# WORK TO BE COMPLETED
Please return all lines from the records below that include the string "icon".

# DATA TO USE
══════════

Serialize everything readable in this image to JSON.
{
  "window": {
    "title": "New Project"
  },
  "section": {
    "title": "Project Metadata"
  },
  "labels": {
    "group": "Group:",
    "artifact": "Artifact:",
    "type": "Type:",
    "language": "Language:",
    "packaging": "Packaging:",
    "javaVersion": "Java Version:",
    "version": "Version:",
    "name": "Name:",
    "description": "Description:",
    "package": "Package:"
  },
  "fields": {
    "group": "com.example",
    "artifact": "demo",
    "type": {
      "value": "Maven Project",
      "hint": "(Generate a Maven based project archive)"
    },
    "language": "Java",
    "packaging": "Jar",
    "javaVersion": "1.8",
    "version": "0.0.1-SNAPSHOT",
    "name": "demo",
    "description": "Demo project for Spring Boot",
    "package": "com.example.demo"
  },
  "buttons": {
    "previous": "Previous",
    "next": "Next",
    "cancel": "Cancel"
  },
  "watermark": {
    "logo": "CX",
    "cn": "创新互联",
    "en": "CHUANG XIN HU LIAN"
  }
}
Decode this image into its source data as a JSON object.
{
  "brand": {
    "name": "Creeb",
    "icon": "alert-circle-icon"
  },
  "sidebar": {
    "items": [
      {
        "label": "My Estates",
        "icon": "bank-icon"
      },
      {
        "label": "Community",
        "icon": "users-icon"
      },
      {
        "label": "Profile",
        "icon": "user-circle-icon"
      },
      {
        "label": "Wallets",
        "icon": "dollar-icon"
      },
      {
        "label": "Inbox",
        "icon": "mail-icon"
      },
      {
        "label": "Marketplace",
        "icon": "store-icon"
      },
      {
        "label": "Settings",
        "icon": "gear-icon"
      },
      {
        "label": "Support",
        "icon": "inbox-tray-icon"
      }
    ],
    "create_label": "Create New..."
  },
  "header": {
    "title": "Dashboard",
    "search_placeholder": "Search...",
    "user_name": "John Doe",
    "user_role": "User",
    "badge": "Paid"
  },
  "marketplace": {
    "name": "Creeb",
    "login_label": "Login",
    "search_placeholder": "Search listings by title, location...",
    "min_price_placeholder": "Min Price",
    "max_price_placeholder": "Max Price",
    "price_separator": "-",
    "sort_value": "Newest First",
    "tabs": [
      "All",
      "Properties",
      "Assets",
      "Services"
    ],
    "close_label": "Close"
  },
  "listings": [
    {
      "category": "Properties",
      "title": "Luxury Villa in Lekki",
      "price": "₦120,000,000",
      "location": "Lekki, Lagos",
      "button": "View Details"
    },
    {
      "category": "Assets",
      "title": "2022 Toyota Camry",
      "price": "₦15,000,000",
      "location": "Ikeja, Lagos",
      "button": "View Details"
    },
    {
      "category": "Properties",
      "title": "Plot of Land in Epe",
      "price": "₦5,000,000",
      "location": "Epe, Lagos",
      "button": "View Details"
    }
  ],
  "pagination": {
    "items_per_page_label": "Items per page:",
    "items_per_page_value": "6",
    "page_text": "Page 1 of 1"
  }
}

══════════

# YOUR SOLUTION
    "icon": "alert-circle-icon"
        "icon": "bank-icon"
        "icon": "users-icon"
        "icon": "user-circle-icon"
        "icon": "dollar-icon"
        "icon": "mail-icon"
        "icon": "store-icon"
        "icon": "gear-icon"
        "icon": "inbox-tray-icon"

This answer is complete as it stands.